512MB 8MB 123.75MB 25%
1024MB 16MB 247.50MB 25%
2048MB 32MB 512.00MB 25%
4096MB 64MB 1024.00MB 25%
Java sets a maximum heap size of around 121.81MB (estimated) for a system memory between 256MB and 512MB.

Heap size can be set manually using one of the following Java command line options:

  • -Xms4g - Sets minimum heap size (has priority over other heap options)
  • -Xmx4g - Sets maximum heap size (has priority over other heap options)
  • -XX:InitialRAMPercentage=50.0 - (available since Java 8u191) Computes the initial heap size based on the percentage of system memory. Similar to -Xms.
  • -XX:MinRAMPercentage=60.0 - (available since Java 8u191) Computes maximum heap size based on the percentage of system memory if system memory is less than ~250MB. Similar to -Xmx.
  • -XX:MaxRAMPercentage=60.0 - (available since Java 8u191) Computes maximum heap size based on the percentage of system memory if system memory is more than ~250MB. Similar to -Xmx.

For other Java command line options, you can utilize VM Options Explorer from Chris Newland who wrote a great tool that indexes Java options (defaults and other metadata) in various JDK codebases.

Another issue regarding the Java memory and containers is the container integration feature, which was introduced and enabled by default in Java 10 by providing a new command line option called -XX:+UseContainerSupport. Until Java 9 the JVM did not recognize memory or CPU limits set by the container. Therefore, JVM tried to utilize more memory than was available to the container causing OOMEs.

Container integration feature has been backported in 8u191 and experimental support was introduced in 8u131.

To illustrate that problem let's assume a host, that is running containers, has 16 gigabytes of system memory and the container's memory is limited to 2 gigabytes. Before Java 10, the JVM by default should allocate 25% of system memory, that is 512 megabytes, for maximum heap size but allocate 25% of the host system memory and that would be 4 gigabytes for maximum heap size in this case.

However, container integration can still be a problem with cgroup v2 because older Java versions use cgroup v1. Support for cgroup v2 was introduced in Java 15.

Metaspace - It is used to manage memory for class metadata. Class metadata are allocated when classes are loaded. The default max size is unlimited. It can be restricted by using the command line option -XX:MaxMetaspaceSize=256m.

JIT Code Cache - The default value for ReservedCodeCacheSize is 240MB and 48MB with disabled tiered compilation (-XX:-TieredCompilation) since Java 8.

Threads' stacks - The default max size value is 1024k (1MB).

Container memory

The recommended approach for running containers is to run one process in a container at best. It simplifies memory management, horizontal scaling, security, patching and upgrading, and many more.
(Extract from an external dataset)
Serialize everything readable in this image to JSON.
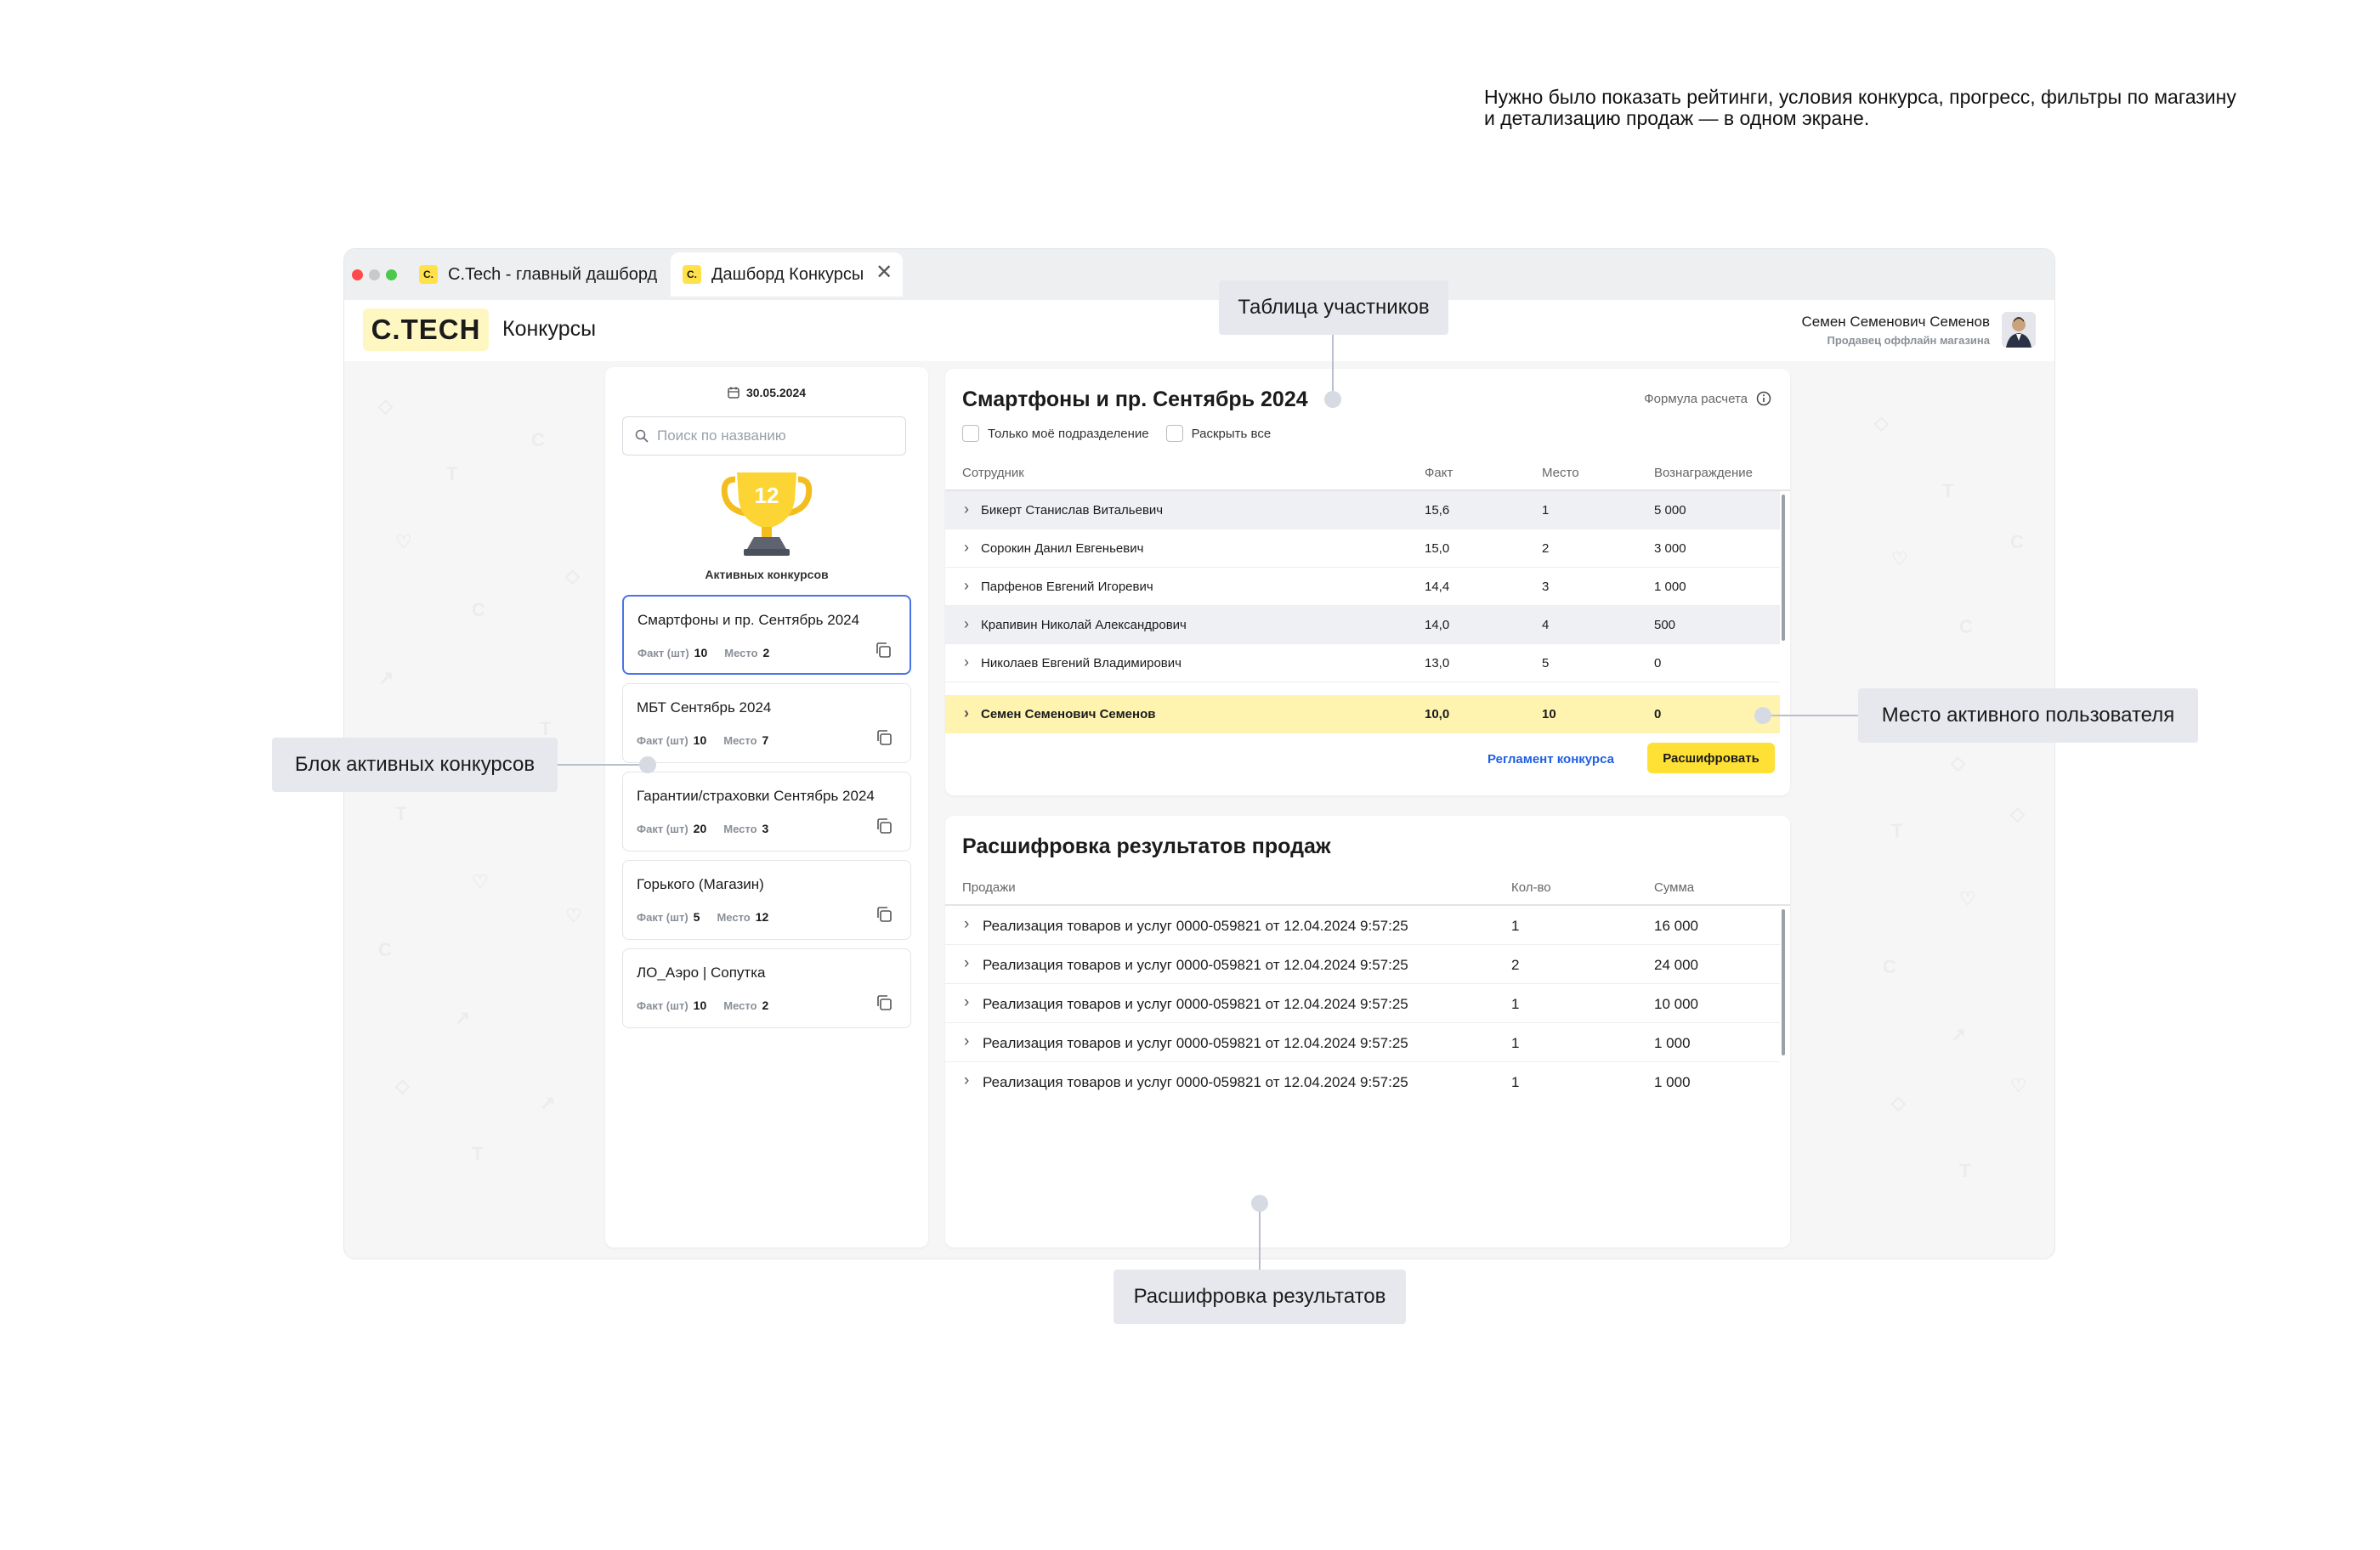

Linux process memory layout divides memory into segments, like stack, heap, BSS, Data, and Text. The Java memory layout may look similar to the process memory layout. But it is not the same. Java memory allocates as a heap of the process memory.


  1. Java's maximum heap size should not be equal to the total available system memory. Java application not only uses heap but also utilizes non-heap memory.
  2. A good starting point would be to assign up to 75% of a container memory to a Java application heap.
  3. Providing command line options for heap will reduce unutilized memory as the Java application has predefined non-optimal default values for memory pools.
  4. Double-check the JDK/JRE version for container platform compatibility. Consider upgrading it to versions that support your environment.
  5. Monitor and profile your application.